One more factor significantly increases the likelihood of unnecessary procedures: profit. Obstetricians often receive hundreds of dollars more for ceseareans than vaginal births, and hospitals can receive thousands of dollars more. An epidural jacks the bill up another grand. Fetal heart monitoring saves hospitals money by allowing one nurse to monitor several babies, as does the heartless practice of whisking the baby away to the nursery once born.

The philosophy of obstetrics management posits that childbirth is a pathological condition requiring the intervention of surgeons. Hospitals are our culture's centers of crisis and disaster, and that is why the majority of births do not belong there.


In the 1970s, women's dissatisfaction with the medical model of childbirth gave rise to the concept of the freestanding birth center. Birth centers, usually located close to but separate from a hospital, provide more supportive, less technologically oriented maternity care for low-risk women by certified nurse-midwives. By 1989 there were 132 freestanding birth centers operating in the US, delivering about 20,000 babies each year. A study published in the New England Journal of Medicine, and in which Tucson's Birth and Women's Health Center participated, found freestanding birth centers offered medical care comparable to hospitals for low-risk women, often at half the price. More importantly to many of us, the birth center of Tucson was covered by most AHCCCS (government-sponsored) insurance plans.

I asked the eight women in Childbirth Education class if any were planning a home birth, and only one raised her hand. Several others said they would like to, but they just don't have the money. Home birth in Tucson, together with prenatal and postnatal visits by a midwife, costs around $2,000--a pittance compared to the astronomical costs of hospital birth, which can be over $10,000. Ironically, though most of us had been "lucky" enough to have insurance that covered the birth center, none of our plans cover home birth however inexpensive, so hospital birth has become our only affordable choice.

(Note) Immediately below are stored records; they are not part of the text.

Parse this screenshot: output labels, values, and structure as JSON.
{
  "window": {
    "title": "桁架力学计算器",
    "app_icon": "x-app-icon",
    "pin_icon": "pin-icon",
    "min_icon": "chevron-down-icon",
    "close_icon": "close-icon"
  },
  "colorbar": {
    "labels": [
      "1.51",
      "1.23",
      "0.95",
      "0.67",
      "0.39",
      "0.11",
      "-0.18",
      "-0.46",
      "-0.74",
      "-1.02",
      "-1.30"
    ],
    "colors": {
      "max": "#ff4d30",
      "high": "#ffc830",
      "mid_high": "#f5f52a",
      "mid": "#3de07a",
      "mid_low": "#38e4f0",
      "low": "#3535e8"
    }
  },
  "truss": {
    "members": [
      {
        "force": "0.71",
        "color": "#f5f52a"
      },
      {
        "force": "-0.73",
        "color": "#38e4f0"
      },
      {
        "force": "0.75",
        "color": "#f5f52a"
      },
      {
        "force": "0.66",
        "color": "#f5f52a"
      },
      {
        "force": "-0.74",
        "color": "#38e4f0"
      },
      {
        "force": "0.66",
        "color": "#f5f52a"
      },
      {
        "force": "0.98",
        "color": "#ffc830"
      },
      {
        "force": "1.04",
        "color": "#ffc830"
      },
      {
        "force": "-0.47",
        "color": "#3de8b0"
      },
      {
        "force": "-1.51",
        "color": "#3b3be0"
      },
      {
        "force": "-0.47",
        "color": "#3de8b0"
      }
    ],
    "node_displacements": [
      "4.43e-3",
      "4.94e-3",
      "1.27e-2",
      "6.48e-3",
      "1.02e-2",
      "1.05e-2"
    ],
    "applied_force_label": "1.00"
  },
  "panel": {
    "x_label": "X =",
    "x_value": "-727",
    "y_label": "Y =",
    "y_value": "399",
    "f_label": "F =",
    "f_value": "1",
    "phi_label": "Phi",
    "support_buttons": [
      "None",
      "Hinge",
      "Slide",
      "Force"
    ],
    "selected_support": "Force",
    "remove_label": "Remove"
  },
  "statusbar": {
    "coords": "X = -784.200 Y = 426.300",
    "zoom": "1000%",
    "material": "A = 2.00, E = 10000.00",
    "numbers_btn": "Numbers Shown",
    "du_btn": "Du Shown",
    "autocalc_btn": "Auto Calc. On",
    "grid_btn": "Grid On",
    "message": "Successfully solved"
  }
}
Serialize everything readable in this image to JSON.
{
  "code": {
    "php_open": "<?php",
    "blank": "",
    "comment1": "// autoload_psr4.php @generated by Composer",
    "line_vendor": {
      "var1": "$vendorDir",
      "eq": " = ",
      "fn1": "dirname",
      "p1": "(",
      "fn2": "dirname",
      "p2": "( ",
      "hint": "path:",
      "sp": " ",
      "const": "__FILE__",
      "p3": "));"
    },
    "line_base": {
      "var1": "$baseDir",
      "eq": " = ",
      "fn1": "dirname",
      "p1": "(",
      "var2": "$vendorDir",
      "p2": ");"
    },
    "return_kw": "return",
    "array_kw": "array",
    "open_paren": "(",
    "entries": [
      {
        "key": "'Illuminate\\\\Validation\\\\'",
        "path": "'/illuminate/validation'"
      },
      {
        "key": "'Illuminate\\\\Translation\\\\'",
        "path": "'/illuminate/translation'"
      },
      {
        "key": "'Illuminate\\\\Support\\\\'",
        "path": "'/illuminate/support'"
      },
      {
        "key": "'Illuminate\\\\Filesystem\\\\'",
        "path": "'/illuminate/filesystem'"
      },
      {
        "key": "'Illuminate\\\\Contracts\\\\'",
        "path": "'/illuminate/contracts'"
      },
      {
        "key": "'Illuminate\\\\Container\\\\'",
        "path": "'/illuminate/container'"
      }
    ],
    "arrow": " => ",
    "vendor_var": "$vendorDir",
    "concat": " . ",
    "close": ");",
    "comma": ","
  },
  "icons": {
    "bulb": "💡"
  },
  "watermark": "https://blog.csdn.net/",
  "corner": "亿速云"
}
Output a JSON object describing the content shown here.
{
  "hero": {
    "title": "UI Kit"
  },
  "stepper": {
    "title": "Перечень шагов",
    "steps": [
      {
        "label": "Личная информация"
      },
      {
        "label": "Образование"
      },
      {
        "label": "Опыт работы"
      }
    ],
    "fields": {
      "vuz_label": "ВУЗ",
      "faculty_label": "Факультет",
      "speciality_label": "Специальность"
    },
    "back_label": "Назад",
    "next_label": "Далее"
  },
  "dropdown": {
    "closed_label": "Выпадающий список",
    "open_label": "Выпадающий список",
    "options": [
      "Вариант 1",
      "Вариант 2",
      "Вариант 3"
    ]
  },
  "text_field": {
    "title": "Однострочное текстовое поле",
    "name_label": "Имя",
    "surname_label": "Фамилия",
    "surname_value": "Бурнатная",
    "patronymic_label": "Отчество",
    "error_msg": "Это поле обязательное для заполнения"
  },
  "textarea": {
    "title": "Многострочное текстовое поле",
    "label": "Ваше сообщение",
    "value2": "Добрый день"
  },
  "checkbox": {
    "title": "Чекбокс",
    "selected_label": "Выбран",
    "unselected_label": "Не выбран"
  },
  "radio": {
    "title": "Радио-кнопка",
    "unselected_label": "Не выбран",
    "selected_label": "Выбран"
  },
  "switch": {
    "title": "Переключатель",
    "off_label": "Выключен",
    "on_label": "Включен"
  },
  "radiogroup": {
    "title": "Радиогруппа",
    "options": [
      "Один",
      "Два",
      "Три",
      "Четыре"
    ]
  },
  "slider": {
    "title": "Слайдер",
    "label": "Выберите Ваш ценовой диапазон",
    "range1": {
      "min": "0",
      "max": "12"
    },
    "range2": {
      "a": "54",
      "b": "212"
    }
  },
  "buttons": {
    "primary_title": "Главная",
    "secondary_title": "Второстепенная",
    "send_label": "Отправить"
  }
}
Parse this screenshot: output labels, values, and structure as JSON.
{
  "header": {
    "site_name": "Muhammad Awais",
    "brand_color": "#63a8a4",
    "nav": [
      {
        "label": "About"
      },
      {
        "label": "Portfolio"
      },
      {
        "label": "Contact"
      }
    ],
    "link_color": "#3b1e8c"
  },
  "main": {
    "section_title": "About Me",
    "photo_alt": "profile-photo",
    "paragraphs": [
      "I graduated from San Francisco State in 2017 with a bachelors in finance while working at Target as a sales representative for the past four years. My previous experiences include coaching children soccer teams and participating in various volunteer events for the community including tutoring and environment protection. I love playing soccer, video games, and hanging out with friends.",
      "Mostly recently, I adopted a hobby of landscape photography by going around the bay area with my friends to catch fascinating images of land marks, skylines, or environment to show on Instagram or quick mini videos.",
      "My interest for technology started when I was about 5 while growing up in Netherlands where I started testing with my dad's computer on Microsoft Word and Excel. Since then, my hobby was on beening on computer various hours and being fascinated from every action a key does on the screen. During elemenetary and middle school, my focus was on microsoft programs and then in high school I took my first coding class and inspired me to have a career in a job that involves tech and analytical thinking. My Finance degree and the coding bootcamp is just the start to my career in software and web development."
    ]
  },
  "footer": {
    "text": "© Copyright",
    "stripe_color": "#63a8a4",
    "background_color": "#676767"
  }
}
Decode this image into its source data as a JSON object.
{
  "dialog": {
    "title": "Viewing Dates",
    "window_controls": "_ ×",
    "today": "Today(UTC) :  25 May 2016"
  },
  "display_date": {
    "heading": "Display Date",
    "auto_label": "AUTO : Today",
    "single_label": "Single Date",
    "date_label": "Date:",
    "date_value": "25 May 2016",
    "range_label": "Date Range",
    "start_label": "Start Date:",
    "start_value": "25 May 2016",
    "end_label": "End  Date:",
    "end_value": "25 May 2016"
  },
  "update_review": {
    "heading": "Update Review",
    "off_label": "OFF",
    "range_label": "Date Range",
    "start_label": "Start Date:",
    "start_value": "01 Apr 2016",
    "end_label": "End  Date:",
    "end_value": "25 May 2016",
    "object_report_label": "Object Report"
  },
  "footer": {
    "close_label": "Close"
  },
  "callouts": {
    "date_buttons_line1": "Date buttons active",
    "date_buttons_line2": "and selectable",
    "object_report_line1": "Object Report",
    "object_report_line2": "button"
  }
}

With the closing of the birth center, the choice covered by my particular AHCCCS plan is UMC, whose web site looks wonderful to the average 5-year-old with its "soft pastels" and "time for cuddling." But unfortunately I've had medical care there. I've had questionable procedures performed by interns when I was expecting doctors and gone dizzy at the flurry of faces that popped in to ask if they could observe. I even had the doctor--hallelujah! The only occasion I ever got to meet him was when he suggested a hysterectomy because "we don't know how your condition will behave," regarding a condition that disappeared on its own four months after I refused all surgery.

Now the 49 women who were due to deliver at the birth center next month, and those like myself who were due not long after, are hauling our backaches around Tucson to check out our alternatives. Meanwhile we're all praying that storks with more money than we have will drop big checks on the Birth and Women's Health Center. Barring that, I'm hoping someone drops a home-birth sized check on me.